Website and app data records

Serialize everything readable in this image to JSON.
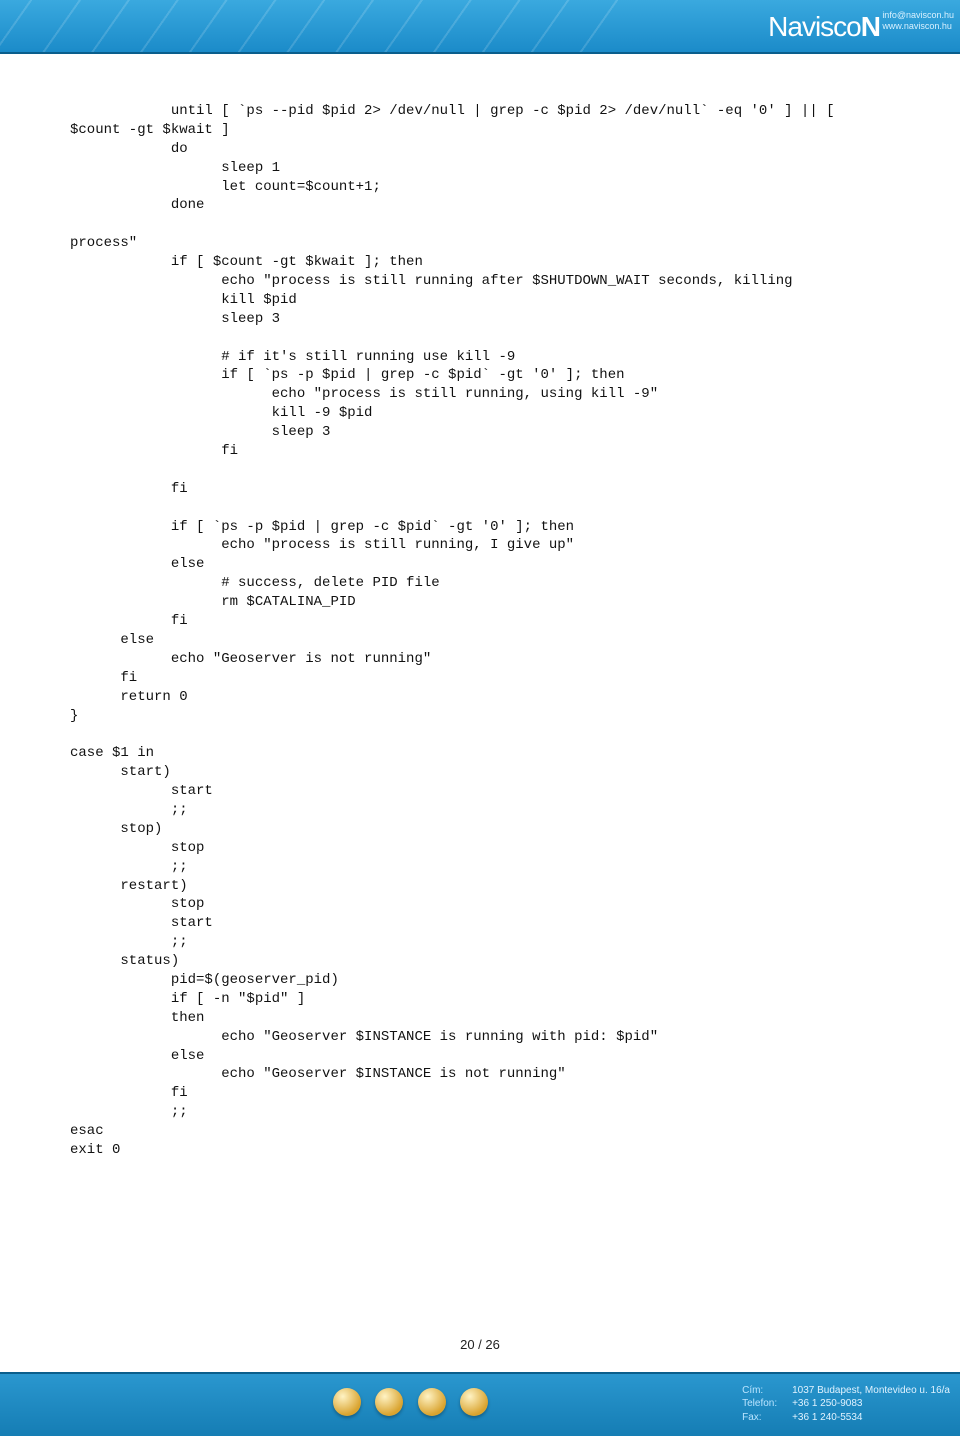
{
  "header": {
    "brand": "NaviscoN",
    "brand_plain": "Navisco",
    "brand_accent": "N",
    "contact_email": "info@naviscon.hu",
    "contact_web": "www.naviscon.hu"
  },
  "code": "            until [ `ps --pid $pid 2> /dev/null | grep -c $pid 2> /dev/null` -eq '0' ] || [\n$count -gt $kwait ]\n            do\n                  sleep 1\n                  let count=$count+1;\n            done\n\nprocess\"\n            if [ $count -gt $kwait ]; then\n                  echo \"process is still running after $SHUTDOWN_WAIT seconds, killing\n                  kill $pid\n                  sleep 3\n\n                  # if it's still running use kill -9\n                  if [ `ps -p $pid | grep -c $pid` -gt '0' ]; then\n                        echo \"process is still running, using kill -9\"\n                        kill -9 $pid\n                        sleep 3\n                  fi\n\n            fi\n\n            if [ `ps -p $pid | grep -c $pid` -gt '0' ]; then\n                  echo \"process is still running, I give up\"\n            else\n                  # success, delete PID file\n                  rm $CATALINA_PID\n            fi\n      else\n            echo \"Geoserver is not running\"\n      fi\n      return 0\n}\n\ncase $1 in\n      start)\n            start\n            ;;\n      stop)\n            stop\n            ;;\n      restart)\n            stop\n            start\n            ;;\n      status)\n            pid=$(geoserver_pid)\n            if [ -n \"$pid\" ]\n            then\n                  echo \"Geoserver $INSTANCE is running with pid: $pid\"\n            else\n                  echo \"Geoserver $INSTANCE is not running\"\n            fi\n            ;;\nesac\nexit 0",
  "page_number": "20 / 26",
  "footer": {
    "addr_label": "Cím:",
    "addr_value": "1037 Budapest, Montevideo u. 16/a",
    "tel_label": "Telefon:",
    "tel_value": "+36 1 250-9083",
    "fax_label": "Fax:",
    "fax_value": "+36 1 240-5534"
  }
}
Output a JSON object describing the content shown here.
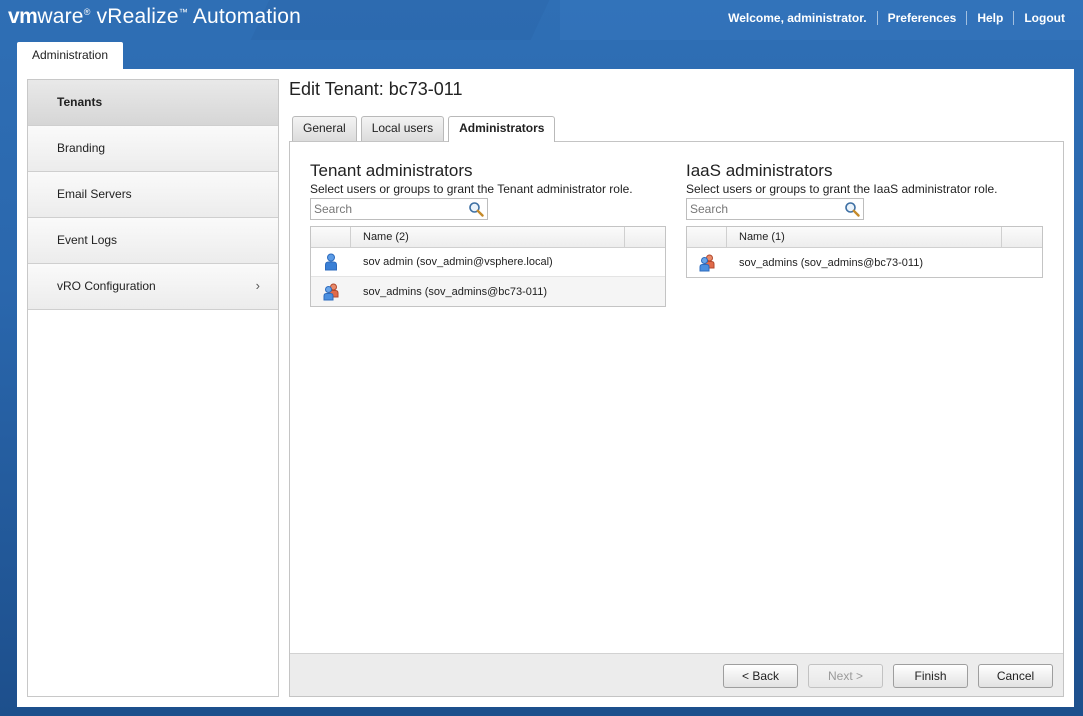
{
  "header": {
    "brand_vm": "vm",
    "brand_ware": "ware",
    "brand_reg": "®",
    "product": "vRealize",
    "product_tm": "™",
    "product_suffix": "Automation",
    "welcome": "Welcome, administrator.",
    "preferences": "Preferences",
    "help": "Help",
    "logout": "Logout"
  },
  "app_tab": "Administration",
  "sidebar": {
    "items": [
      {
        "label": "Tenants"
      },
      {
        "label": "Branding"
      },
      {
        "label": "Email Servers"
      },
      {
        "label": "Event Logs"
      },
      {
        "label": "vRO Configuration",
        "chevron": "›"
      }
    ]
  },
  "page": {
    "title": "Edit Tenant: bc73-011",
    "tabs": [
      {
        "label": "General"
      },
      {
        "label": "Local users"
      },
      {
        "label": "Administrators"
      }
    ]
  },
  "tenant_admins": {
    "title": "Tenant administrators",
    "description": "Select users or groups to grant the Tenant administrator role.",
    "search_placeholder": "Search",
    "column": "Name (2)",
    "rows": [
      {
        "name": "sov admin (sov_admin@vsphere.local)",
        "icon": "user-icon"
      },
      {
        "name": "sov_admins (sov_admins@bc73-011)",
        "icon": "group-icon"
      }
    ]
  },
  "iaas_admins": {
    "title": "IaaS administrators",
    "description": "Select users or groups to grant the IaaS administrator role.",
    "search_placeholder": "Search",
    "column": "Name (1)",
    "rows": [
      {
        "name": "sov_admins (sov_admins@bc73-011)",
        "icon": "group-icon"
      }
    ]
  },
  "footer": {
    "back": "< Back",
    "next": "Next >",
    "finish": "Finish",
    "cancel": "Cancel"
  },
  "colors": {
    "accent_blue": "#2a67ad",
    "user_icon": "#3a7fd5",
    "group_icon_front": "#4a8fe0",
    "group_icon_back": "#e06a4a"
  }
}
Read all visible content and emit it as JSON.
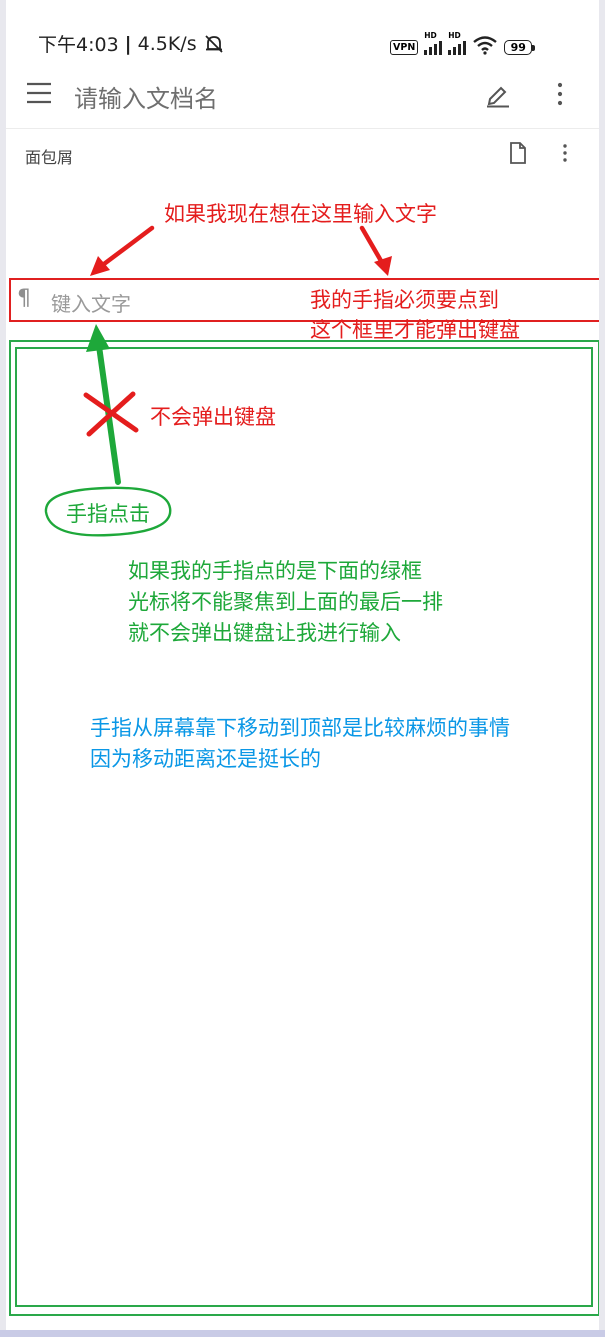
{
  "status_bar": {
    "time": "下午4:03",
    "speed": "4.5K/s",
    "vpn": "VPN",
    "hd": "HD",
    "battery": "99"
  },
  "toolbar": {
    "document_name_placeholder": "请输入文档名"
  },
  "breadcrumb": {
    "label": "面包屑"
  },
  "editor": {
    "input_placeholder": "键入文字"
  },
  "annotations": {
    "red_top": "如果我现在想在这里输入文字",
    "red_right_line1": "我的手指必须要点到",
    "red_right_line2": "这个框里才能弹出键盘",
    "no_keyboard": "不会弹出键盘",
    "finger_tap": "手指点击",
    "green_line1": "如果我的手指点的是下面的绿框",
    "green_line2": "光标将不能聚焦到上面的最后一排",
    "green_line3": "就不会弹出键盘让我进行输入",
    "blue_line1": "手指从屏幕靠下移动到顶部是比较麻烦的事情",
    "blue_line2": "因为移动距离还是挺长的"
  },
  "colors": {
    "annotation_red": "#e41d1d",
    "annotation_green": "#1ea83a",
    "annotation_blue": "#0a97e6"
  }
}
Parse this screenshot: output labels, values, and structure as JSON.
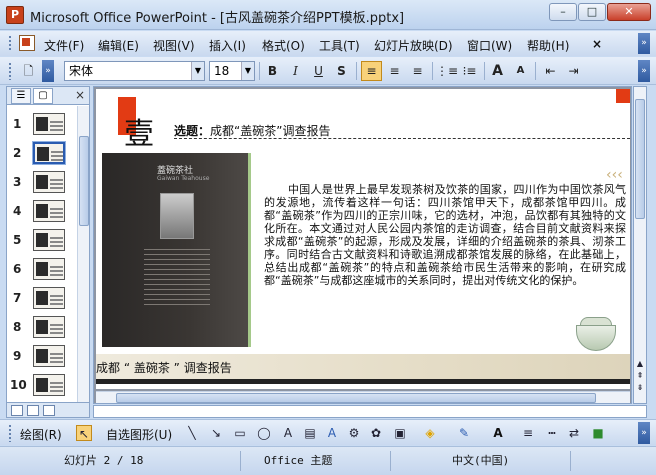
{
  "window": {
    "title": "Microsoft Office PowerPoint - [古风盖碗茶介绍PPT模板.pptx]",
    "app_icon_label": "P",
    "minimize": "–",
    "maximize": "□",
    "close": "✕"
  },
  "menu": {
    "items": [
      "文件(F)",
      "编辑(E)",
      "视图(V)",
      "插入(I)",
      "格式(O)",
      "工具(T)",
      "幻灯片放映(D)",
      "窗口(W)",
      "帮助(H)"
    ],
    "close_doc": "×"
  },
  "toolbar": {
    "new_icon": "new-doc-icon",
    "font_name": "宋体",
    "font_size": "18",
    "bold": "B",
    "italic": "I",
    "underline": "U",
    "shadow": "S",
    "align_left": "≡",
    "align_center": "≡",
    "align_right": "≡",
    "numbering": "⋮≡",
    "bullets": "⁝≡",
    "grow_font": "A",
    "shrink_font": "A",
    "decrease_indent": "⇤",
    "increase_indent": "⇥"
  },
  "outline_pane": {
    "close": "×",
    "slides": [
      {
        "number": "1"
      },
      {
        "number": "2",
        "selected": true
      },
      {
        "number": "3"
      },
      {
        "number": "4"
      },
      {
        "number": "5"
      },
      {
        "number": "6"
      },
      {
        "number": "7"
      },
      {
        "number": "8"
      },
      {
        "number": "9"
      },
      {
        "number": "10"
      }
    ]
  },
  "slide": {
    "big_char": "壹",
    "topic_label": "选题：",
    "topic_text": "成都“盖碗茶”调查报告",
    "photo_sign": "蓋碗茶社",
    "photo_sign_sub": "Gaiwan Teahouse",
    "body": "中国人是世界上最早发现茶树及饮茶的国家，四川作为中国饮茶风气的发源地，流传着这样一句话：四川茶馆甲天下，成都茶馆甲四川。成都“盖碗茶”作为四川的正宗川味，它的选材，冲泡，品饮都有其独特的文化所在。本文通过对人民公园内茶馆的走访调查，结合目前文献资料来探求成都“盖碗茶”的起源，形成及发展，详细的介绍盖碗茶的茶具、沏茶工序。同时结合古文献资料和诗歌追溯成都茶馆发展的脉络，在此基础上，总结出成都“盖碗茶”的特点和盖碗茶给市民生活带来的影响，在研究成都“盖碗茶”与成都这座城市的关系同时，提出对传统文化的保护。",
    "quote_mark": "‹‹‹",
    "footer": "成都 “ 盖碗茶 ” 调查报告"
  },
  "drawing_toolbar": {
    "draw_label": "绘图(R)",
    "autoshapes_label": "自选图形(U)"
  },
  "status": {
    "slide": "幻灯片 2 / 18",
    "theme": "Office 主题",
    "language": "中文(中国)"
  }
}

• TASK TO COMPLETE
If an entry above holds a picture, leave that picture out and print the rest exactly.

• EXERCISE ANSWER
Serialize everything readable in this image to JSON.
{
  "header": {
    "brand": "NaviscoN",
    "brand_plain": "Navisco",
    "brand_accent": "N",
    "contact_email": "info@naviscon.hu",
    "contact_web": "www.naviscon.hu"
  },
  "code": "            until [ `ps --pid $pid 2> /dev/null | grep -c $pid 2> /dev/null` -eq '0' ] || [\n$count -gt $kwait ]\n            do\n                  sleep 1\n                  let count=$count+1;\n            done\n\nprocess\"\n            if [ $count -gt $kwait ]; then\n                  echo \"process is still running after $SHUTDOWN_WAIT seconds, killing\n                  kill $pid\n                  sleep 3\n\n                  # if it's still running use kill -9\n                  if [ `ps -p $pid | grep -c $pid` -gt '0' ]; then\n                        echo \"process is still running, using kill -9\"\n                        kill -9 $pid\n                        sleep 3\n                  fi\n\n            fi\n\n            if [ `ps -p $pid | grep -c $pid` -gt '0' ]; then\n                  echo \"process is still running, I give up\"\n            else\n                  # success, delete PID file\n                  rm $CATALINA_PID\n            fi\n      else\n            echo \"Geoserver is not running\"\n      fi\n      return 0\n}\n\ncase $1 in\n      start)\n            start\n            ;;\n      stop)\n            stop\n            ;;\n      restart)\n            stop\n            start\n            ;;\n      status)\n            pid=$(geoserver_pid)\n            if [ -n \"$pid\" ]\n            then\n                  echo \"Geoserver $INSTANCE is running with pid: $pid\"\n            else\n                  echo \"Geoserver $INSTANCE is not running\"\n            fi\n            ;;\nesac\nexit 0",
  "page_number": "20 / 26",
  "footer": {
    "addr_label": "Cím:",
    "addr_value": "1037 Budapest, Montevideo u. 16/a",
    "tel_label": "Telefon:",
    "tel_value": "+36 1 250-9083",
    "fax_label": "Fax:",
    "fax_value": "+36 1 240-5534"
  }
}
Output a JSON object describing the content shown here.
{
  "header": {
    "brand_vm": "vm",
    "brand_ware": "ware",
    "brand_reg": "®",
    "product": "vRealize",
    "product_tm": "™",
    "product_suffix": "Automation",
    "welcome": "Welcome, administrator.",
    "preferences": "Preferences",
    "help": "Help",
    "logout": "Logout"
  },
  "app_tab": "Administration",
  "sidebar": {
    "items": [
      {
        "label": "Tenants"
      },
      {
        "label": "Branding"
      },
      {
        "label": "Email Servers"
      },
      {
        "label": "Event Logs"
      },
      {
        "label": "vRO Configuration",
        "chevron": "›"
      }
    ]
  },
  "page": {
    "title": "Edit Tenant: bc73-011",
    "tabs": [
      {
        "label": "General"
      },
      {
        "label": "Local users"
      },
      {
        "label": "Administrators"
      }
    ]
  },
  "tenant_admins": {
    "title": "Tenant administrators",
    "description": "Select users or groups to grant the Tenant administrator role.",
    "search_placeholder": "Search",
    "column": "Name (2)",
    "rows": [
      {
        "name": "sov admin (sov_admin@vsphere.local)",
        "icon": "user-icon"
      },
      {
        "name": "sov_admins (sov_admins@bc73-011)",
        "icon": "group-icon"
      }
    ]
  },
  "iaas_admins": {
    "title": "IaaS administrators",
    "description": "Select users or groups to grant the IaaS administrator role.",
    "search_placeholder": "Search",
    "column": "Name (1)",
    "rows": [
      {
        "name": "sov_admins (sov_admins@bc73-011)",
        "icon": "group-icon"
      }
    ]
  },
  "footer": {
    "back": "< Back",
    "next": "Next >",
    "finish": "Finish",
    "cancel": "Cancel"
  },
  "colors": {
    "accent_blue": "#2a67ad",
    "user_icon": "#3a7fd5",
    "group_icon_front": "#4a8fe0",
    "group_icon_back": "#e06a4a"
  }
}
Read all visible content and emit it as JSON.
{
  "status_bar": {
    "time": "下午4:03",
    "speed": "4.5K/s",
    "vpn": "VPN",
    "hd": "HD",
    "battery": "99"
  },
  "toolbar": {
    "document_name_placeholder": "请输入文档名"
  },
  "breadcrumb": {
    "label": "面包屑"
  },
  "editor": {
    "input_placeholder": "键入文字"
  },
  "annotations": {
    "red_top": "如果我现在想在这里输入文字",
    "red_right_line1": "我的手指必须要点到",
    "red_right_line2": "这个框里才能弹出键盘",
    "no_keyboard": "不会弹出键盘",
    "finger_tap": "手指点击",
    "green_line1": "如果我的手指点的是下面的绿框",
    "green_line2": "光标将不能聚焦到上面的最后一排",
    "green_line3": "就不会弹出键盘让我进行输入",
    "blue_line1": "手指从屏幕靠下移动到顶部是比较麻烦的事情",
    "blue_line2": "因为移动距离还是挺长的"
  },
  "colors": {
    "annotation_red": "#e41d1d",
    "annotation_green": "#1ea83a",
    "annotation_blue": "#0a97e6"
  }
}
Parse this screenshot: output labels, values, and structure as JSON.
{
  "window": {
    "title": "Microsoft Office PowerPoint - [古风盖碗茶介绍PPT模板.pptx]",
    "app_icon_label": "P",
    "minimize": "–",
    "maximize": "□",
    "close": "✕"
  },
  "menu": {
    "items": [
      "文件(F)",
      "编辑(E)",
      "视图(V)",
      "插入(I)",
      "格式(O)",
      "工具(T)",
      "幻灯片放映(D)",
      "窗口(W)",
      "帮助(H)"
    ],
    "close_doc": "×"
  },
  "toolbar": {
    "new_icon": "new-doc-icon",
    "font_name": "宋体",
    "font_size": "18",
    "bold": "B",
    "italic": "I",
    "underline": "U",
    "shadow": "S",
    "align_left": "≡",
    "align_center": "≡",
    "align_right": "≡",
    "numbering": "⋮≡",
    "bullets": "⁝≡",
    "grow_font": "A",
    "shrink_font": "A",
    "decrease_indent": "⇤",
    "increase_indent": "⇥"
  },
  "outline_pane": {
    "close": "×",
    "slides": [
      {
        "number": "1"
      },
      {
        "number": "2",
        "selected": true
      },
      {
        "number": "3"
      },
      {
        "number": "4"
      },
      {
        "number": "5"
      },
      {
        "number": "6"
      },
      {
        "number": "7"
      },
      {
        "number": "8"
      },
      {
        "number": "9"
      },
      {
        "number": "10"
      }
    ]
  },
  "slide": {
    "big_char": "壹",
    "topic_label": "选题：",
    "topic_text": "成都“盖碗茶”调查报告",
    "photo_sign": "蓋碗茶社",
    "photo_sign_sub": "Gaiwan Teahouse",
    "body": "中国人是世界上最早发现茶树及饮茶的国家，四川作为中国饮茶风气的发源地，流传着这样一句话：四川茶馆甲天下，成都茶馆甲四川。成都“盖碗茶”作为四川的正宗川味，它的选材，冲泡，品饮都有其独特的文化所在。本文通过对人民公园内茶馆的走访调查，结合目前文献资料来探求成都“盖碗茶”的起源，形成及发展，详细的介绍盖碗茶的茶具、沏茶工序。同时结合古文献资料和诗歌追溯成都茶馆发展的脉络，在此基础上，总结出成都“盖碗茶”的特点和盖碗茶给市民生活带来的影响，在研究成都“盖碗茶”与成都这座城市的关系同时，提出对传统文化的保护。",
    "quote_mark": "‹‹‹",
    "footer": "成都 “ 盖碗茶 ” 调查报告"
  },
  "drawing_toolbar": {
    "draw_label": "绘图(R)",
    "autoshapes_label": "自选图形(U)"
  },
  "status": {
    "slide": "幻灯片 2 / 18",
    "theme": "Office 主题",
    "language": "中文(中国)"
  }
}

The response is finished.